Monday, July 27, 2009

summit report

Eight things I learned hiking Mt. Monadnock:

1) That sh^t is hard! At least half of the "trail" is over bald rock faces that don't look like anyone is supposed to "hike" them. And yet, there are people all around you who are managing to do it. Many of them will be children. And they will make you feel very, very old and sweaty.

2) Speaking of which, if you are a sweater (i.e. a person who sweats a lot--not a woolen item), do not wear yoga pants to hike a mountain. The accumulated sweat will make you look like you have a massive incontinence problem.

3) If your friend Mary forgets to pack a lunch and you have to stop at McDonald's on the way, don't worry. You will still encounter people hiking the mountain who are far less "hike-y" than you. For instance, the camper who clearly never learned to tie his shoes. Or the dudes who have to take a cigarette-and-chips break just 1/4 mile into the hike.

4) You will definitely be passed (sometimes, repeatedly) by people who are far more "hike-y" than you. If, in the course of your hike, one particular woman passes you FOUR TIMES on her way up and down from the summit, do not become alarmed. You should probably ask for her autograph, because she must be training to climb Everest. Please, please let her be training to climb Everest. Otherwise, she's just a weirdo with some sort of exercise addiction.

5) If you pass a group of girl scouts on their way back down from the summit, they will lie. Especially when they say "you're mostly past the hard part." That one was a total lie.

6) You will definitely have moments where you think you're going to fall off the face of the mountain. I believe I shouted "aaaaaah, I don't know where to put my feet! helppppppp!" more than once.

7) Once you reach the summit and begin heading back down, you can make up all kinds of stuff to tell the people you pass on their way up, like "turn back now! save yourself!!!" or "Oh, yeah, you're totally almost there."

8) If you pick a really cloudy day to climb the mountain and end up in a fog bank at the summit (pictured above), you might think "Oh, we'll just have to come back and hike it again on a sunny day." This is just the altitude talking.


Rebecca from Maizie. said...

HA! What a humorous post! I should've mentioned in my comment on your last hiking post that you would need "scaling gear" for parts of the Monadnock climb. Pretty wild, isn't it? Thanks for sharing the photos- I look forward to hearing about your next hiking expedetion.

Cait* said...

Even though you helped to concrete my lingering notion that hiking, although able to get one 'in touch' with nature, is a sweaty (I am a sweater) demoralizing venture. Still, you have quite possibly subconciously used reverse psychology on me to make me want to go for a hike.

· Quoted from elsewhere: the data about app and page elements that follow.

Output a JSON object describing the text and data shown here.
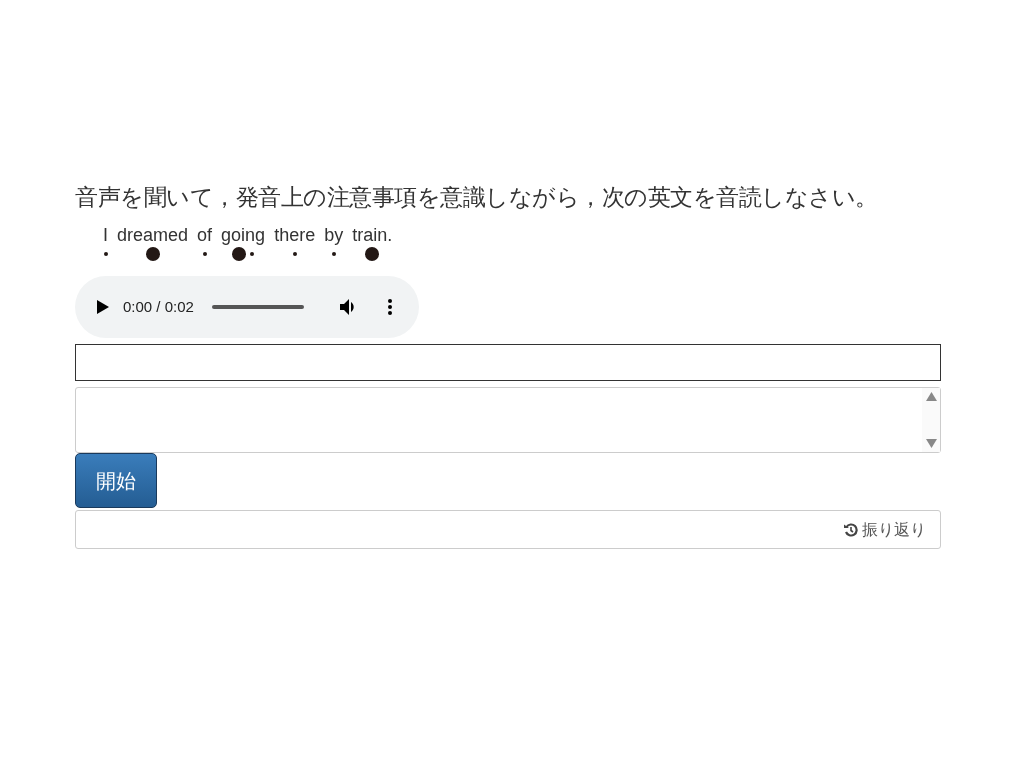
{
  "question": "音声を聞いて，発音上の注意事項を意識しながら，次の英文を音読しなさい。",
  "sentence": [
    {
      "word": "I",
      "dots": [
        {
          "stressed": false
        }
      ]
    },
    {
      "word": "dreamed",
      "dots": [
        {
          "stressed": true
        }
      ]
    },
    {
      "word": "of",
      "dots": [
        {
          "stressed": false
        }
      ]
    },
    {
      "word": "going",
      "dots": [
        {
          "stressed": true
        },
        {
          "stressed": false
        }
      ]
    },
    {
      "word": "there",
      "dots": [
        {
          "stressed": false
        }
      ]
    },
    {
      "word": "by",
      "dots": [
        {
          "stressed": false
        }
      ]
    },
    {
      "word": "train.",
      "dots": [
        {
          "stressed": true
        }
      ]
    }
  ],
  "audio": {
    "time": "0:00 / 0:02"
  },
  "start_button": "開始",
  "review_link": "振り返り"
}
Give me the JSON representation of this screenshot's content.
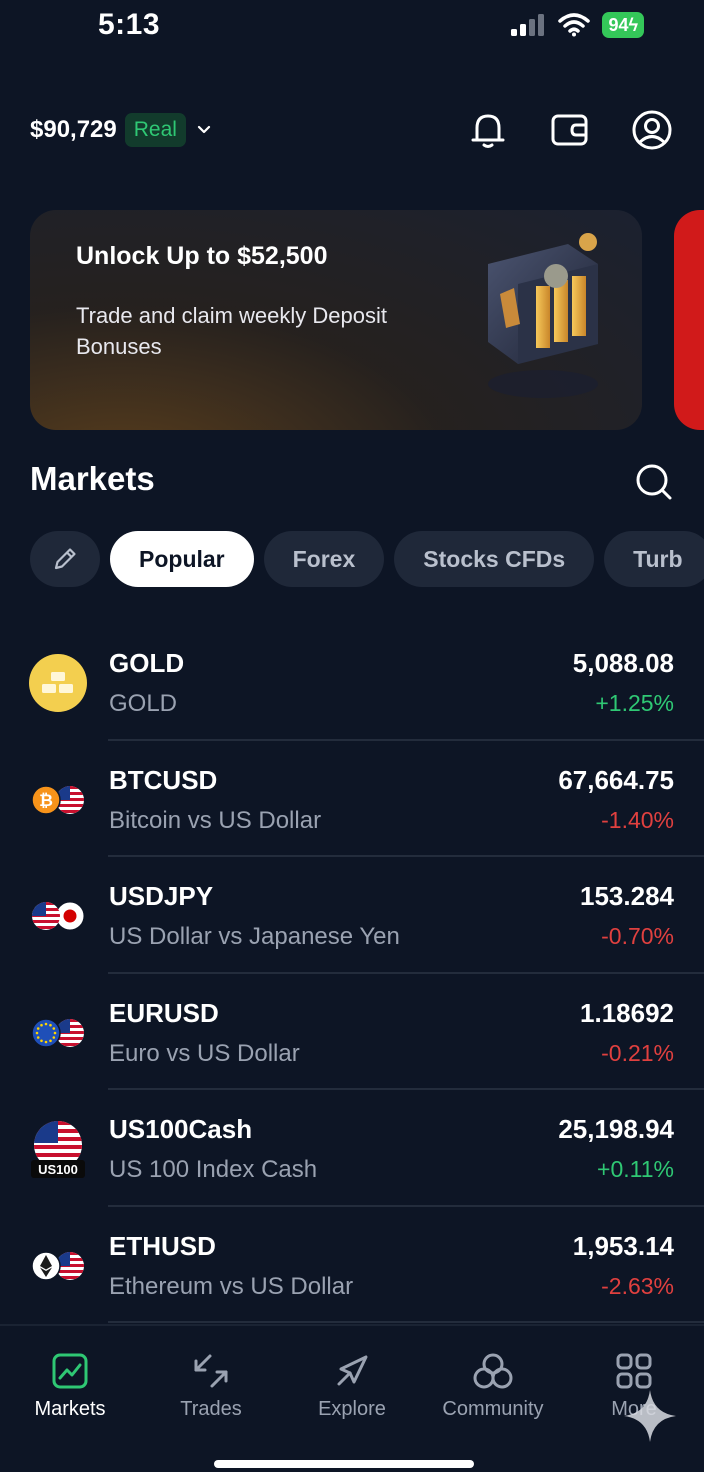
{
  "status_bar": {
    "time": "5:13",
    "battery": "94"
  },
  "header": {
    "balance": "$90,729",
    "account_type": "Real"
  },
  "promo": {
    "title": "Unlock Up to $52,500",
    "subtitle": "Trade and claim weekly Deposit Bonuses"
  },
  "markets": {
    "title": "Markets",
    "chips": [
      {
        "label": "Popular",
        "active": true
      },
      {
        "label": "Forex"
      },
      {
        "label": "Stocks CFDs"
      },
      {
        "label": "Turb"
      }
    ],
    "items": [
      {
        "symbol": "GOLD",
        "name": "GOLD",
        "price": "5,088.08",
        "change": "+1.25%",
        "direction": "up",
        "icon": "gold-bars-icon"
      },
      {
        "symbol": "BTCUSD",
        "name": "Bitcoin vs US Dollar",
        "price": "67,664.75",
        "change": "-1.40%",
        "direction": "down",
        "icon": "bitcoin-usd-flag-icon"
      },
      {
        "symbol": "USDJPY",
        "name": "US Dollar vs Japanese Yen",
        "price": "153.284",
        "change": "-0.70%",
        "direction": "down",
        "icon": "usd-jpy-flag-icon"
      },
      {
        "symbol": "EURUSD",
        "name": "Euro vs US Dollar",
        "price": "1.18692",
        "change": "-0.21%",
        "direction": "down",
        "icon": "eur-usd-flag-icon"
      },
      {
        "symbol": "US100Cash",
        "name": "US 100 Index Cash",
        "price": "25,198.94",
        "change": "+0.11%",
        "direction": "up",
        "icon": "us100-flag-icon",
        "badge": "US100"
      },
      {
        "symbol": "ETHUSD",
        "name": "Ethereum vs US Dollar",
        "price": "1,953.14",
        "change": "-2.63%",
        "direction": "down",
        "icon": "ethereum-usd-flag-icon"
      }
    ]
  },
  "nav": [
    {
      "label": "Markets",
      "icon": "chart-icon",
      "active": true
    },
    {
      "label": "Trades",
      "icon": "trades-arrows-icon"
    },
    {
      "label": "Explore",
      "icon": "compass-icon"
    },
    {
      "label": "Community",
      "icon": "community-icon"
    },
    {
      "label": "More",
      "icon": "grid-icon"
    }
  ],
  "colors": {
    "background": "#0d1525",
    "positive": "#2fc874",
    "negative": "#e0403f",
    "accent_green": "#2fc874",
    "promo_next": "#d11a1a"
  }
}
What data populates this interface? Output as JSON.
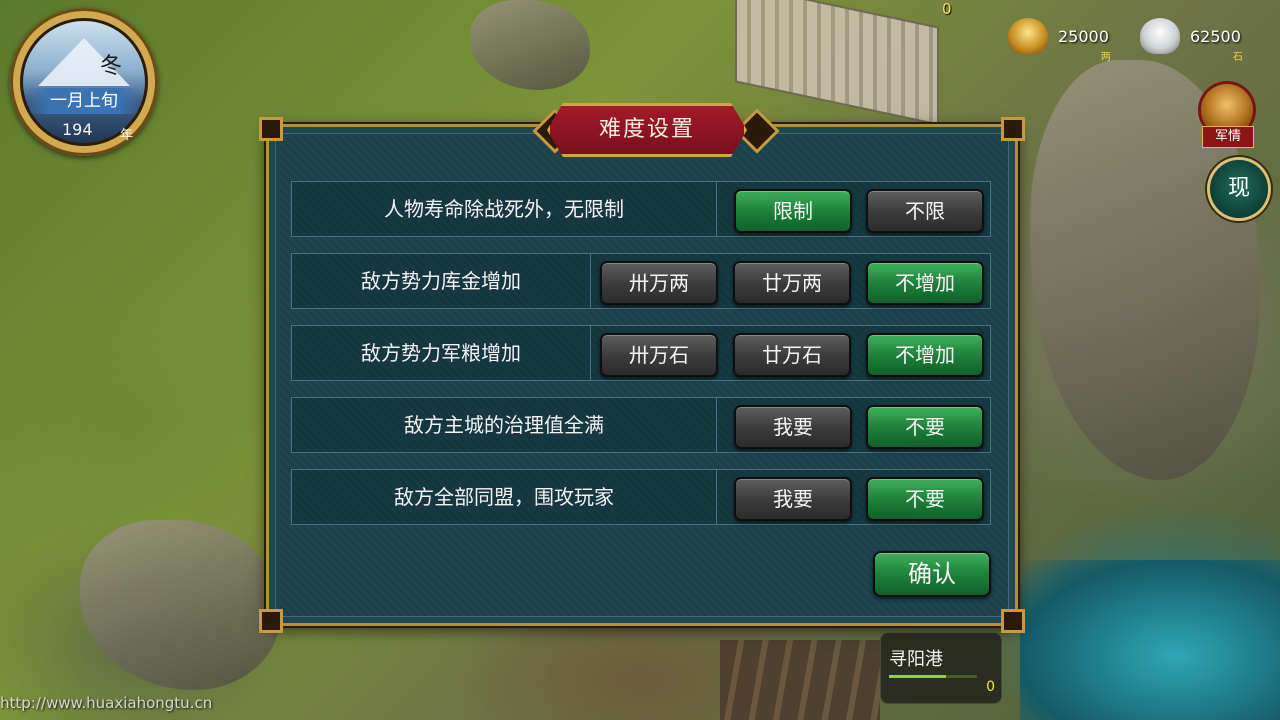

Hell, I live in CT, I might as well.

Clementine said...

Perhaps you could think of the excessive, embarrassing sweating as a sort of cleansing ritual? On my hike today I was literally dripped onto the stones as I climbed. It was frickin' huuuuumid.

But you totally have to try it. There's a bunch of places to hike in that corner where NY, CT and MA meet. You could sweat in three states! :)

cindy said...

you are great fun! i really enjoy reading about hiking from my bedroom. that's really bad and not good for my heart. i will hike up and down the subways steps a few times extra, today!

oh boy, my word verification is 'counted'!